THE SCOPE OF MODERN ENGLISH: CHANGES IN SYNTAX AND GRAMMAR
The shape and texture of our speech can be found in various developments of the 16 and 17c. One such example is the verb “do”. In ModE “do” has 4 uses dating from this period: 1. As a full verb, meaning to perform an action - I DID this. It is attested from earliest times; original OE sense and use. 2. As a replacement verb in such phrases as: I went to the shop, and having DONE that. Here, the verb “do” replaces the verb “go” in the second part of sentence; this usage developed in the MidE period. 3. As a periphrastic or place-holding verb in questions: DO you know the way? This is a recent form, which developed in 16c. 4. As an emphatic modal of helping verb: I DO know the answer. It also developed in the 16c.
There was a rise of verb forms ending in -ing. A. OE had words that ended in -ing or -ung (as did Germanic lgs to indicate), in nouns ownership or genealogy or to turn a verb into a noun (to answer - answering the question; to eat - eating an apple). B. In the MidE period, -ing forms as participles were used only in Southern dialects.
In the 16c, these dialectical forms entered into the standard: 1) Expressions such as “the x being y, he did this”. 2) Expressions such as “the x-ing of the y”; an idiom that didn't appear until the late 16c. 3) Expressions such as “don't blame me for having done it”. Shakespeare was really the first writer to use this form. 4) New ways of expressing perfect tenses: “I have been waiting; I Had been waiting”. 5) New ways of expressing the future: “I am going to hit you”. While this form didn't appear by the late 16c, it didn't gain currency until the 19c.
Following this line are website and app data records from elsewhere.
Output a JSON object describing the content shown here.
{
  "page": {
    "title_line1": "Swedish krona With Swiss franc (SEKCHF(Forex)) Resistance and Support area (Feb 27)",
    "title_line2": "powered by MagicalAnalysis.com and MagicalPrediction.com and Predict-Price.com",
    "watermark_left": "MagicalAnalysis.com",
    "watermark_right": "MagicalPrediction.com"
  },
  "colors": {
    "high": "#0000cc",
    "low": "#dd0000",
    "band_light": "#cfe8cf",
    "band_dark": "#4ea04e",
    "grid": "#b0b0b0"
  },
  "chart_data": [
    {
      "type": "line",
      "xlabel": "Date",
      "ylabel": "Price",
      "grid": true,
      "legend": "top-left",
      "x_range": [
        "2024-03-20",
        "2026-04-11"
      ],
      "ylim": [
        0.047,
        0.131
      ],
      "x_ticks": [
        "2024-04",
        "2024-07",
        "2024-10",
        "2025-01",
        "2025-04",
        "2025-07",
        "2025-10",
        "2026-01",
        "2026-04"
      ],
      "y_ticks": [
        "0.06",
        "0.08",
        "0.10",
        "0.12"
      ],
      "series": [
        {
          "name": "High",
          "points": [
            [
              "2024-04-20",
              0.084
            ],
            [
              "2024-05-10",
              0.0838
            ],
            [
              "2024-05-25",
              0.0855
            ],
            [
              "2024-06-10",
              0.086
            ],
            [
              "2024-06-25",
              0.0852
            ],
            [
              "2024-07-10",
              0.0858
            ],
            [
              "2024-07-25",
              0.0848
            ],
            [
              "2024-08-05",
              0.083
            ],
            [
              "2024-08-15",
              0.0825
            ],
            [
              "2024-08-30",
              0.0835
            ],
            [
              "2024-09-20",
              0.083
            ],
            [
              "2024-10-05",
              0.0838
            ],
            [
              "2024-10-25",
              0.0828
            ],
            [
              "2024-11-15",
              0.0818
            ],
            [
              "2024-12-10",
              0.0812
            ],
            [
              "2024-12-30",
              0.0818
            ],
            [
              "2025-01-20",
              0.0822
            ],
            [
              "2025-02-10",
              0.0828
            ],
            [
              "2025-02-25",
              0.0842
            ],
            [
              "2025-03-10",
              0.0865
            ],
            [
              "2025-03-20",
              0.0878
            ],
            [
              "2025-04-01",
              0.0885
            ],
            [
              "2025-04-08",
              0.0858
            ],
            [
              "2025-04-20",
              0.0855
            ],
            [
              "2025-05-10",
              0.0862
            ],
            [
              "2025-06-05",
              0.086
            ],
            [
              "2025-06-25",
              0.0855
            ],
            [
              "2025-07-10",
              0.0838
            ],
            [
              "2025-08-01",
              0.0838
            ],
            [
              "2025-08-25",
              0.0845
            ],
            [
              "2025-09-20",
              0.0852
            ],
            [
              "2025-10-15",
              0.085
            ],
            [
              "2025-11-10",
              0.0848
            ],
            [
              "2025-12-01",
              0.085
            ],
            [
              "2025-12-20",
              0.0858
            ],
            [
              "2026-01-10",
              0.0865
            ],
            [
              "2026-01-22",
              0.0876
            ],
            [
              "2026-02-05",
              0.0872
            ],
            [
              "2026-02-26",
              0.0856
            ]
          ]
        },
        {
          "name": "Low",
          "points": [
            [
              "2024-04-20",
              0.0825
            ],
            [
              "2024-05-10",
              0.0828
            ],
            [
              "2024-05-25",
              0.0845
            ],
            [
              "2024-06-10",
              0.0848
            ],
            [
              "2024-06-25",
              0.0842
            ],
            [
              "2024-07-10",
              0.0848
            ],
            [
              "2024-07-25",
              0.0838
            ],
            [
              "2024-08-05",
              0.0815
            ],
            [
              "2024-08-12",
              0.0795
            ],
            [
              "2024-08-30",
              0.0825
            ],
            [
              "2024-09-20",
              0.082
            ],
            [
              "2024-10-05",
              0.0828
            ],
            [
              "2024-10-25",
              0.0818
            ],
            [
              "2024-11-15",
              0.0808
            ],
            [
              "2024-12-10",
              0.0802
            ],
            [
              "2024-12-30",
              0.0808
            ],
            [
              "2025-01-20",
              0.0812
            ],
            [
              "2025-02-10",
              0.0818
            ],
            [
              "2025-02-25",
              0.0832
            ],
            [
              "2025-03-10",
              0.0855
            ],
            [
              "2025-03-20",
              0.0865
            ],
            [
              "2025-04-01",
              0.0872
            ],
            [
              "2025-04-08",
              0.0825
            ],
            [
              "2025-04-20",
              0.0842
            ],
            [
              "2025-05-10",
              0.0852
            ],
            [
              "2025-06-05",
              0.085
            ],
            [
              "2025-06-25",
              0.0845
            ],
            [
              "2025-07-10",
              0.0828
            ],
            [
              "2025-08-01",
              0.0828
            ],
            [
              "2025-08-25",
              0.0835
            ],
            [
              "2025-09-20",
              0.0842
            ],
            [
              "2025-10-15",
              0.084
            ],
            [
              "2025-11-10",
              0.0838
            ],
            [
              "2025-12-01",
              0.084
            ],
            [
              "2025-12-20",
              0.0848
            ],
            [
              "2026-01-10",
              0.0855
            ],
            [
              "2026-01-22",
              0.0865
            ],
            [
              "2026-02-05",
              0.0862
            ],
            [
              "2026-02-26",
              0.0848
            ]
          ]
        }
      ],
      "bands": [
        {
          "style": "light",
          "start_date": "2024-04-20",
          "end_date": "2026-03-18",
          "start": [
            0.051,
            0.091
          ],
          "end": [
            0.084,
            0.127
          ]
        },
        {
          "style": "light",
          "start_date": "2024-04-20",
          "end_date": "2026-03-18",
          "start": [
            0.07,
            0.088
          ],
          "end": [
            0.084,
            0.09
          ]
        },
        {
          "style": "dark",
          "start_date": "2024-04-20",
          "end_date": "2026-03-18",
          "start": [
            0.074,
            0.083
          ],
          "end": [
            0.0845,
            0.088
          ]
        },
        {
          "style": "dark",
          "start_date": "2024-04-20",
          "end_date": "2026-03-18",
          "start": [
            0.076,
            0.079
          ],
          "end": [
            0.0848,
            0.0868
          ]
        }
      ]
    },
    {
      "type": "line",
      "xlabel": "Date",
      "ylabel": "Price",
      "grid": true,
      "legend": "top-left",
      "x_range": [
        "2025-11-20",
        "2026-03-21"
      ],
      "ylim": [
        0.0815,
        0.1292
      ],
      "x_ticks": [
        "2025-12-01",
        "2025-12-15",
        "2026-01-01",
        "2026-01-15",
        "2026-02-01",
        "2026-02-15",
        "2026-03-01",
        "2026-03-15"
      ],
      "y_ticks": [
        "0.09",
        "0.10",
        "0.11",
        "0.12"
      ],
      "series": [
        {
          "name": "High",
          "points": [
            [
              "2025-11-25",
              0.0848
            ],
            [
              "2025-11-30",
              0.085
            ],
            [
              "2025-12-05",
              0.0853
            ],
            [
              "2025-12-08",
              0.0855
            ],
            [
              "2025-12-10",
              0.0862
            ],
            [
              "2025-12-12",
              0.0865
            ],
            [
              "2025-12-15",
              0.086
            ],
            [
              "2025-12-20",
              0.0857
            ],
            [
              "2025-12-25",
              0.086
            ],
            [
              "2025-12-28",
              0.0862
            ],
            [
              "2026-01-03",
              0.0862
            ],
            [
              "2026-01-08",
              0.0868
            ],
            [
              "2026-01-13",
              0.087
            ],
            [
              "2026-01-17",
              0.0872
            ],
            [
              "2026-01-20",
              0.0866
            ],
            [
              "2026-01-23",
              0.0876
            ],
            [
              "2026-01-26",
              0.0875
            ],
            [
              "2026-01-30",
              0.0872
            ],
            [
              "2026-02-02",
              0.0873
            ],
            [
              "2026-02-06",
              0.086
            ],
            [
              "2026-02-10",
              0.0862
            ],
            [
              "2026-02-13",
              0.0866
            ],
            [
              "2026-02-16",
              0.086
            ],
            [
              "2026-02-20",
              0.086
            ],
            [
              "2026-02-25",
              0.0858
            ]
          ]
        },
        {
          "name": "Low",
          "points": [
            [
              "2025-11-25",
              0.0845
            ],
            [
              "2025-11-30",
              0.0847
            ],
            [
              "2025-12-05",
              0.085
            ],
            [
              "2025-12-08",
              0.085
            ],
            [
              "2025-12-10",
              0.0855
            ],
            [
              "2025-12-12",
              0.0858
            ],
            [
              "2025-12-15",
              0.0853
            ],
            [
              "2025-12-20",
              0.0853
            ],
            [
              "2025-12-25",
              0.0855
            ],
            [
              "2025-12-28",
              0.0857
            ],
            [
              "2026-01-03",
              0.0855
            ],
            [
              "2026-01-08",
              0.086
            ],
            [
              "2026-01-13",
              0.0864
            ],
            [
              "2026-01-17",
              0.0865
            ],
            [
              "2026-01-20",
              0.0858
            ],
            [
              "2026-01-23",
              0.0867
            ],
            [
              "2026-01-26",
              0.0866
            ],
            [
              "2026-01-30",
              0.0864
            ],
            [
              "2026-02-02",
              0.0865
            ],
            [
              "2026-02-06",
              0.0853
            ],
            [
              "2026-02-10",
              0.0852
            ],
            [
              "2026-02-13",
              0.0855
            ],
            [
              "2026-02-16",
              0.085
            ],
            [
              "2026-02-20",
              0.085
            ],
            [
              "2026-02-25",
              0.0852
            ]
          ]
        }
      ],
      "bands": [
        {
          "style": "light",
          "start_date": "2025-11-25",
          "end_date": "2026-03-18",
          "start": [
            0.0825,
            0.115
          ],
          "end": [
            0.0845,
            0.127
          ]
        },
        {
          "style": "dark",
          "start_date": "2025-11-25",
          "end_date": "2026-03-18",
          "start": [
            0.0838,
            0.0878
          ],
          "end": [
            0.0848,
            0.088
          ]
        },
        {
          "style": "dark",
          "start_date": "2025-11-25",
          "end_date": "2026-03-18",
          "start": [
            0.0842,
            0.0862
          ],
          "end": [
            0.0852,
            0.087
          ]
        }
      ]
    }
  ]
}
The system of pronouns changes. 16c English inherited the remains of the older MidE system of second-person pronouns. a) Forms in y- (you, ye, etc.) which were the old plurals, came to be used to signal class distinctions. They were polite and formal. b) Forms in th- (thou, thee) which were the old singular, came to signal the informal, but they could also be used to indicate contempt, dismissed or insult.
The 3rd person neuter genitive, “its”, is a very late development. - Chaucer consistently used “his” for both masculine and neuter. - Shakespeare and the “King James Bible” often use “his” seemingly a personification but really a grammatical throwback (remnant). - Shakespeare sometimes just used the word “it” as the genitive.
The system of verbs also changed. Modal verbs are words: shall, will, can, may, ought, etc. which modify tense or mood of a main verb but which cannot by themselves be the only verb in a sentence. They cannot in ModE be transitive verbs, they cannot take an object alone.
Originally, modals were full verbs. I can know music ... zobacz całą notatkę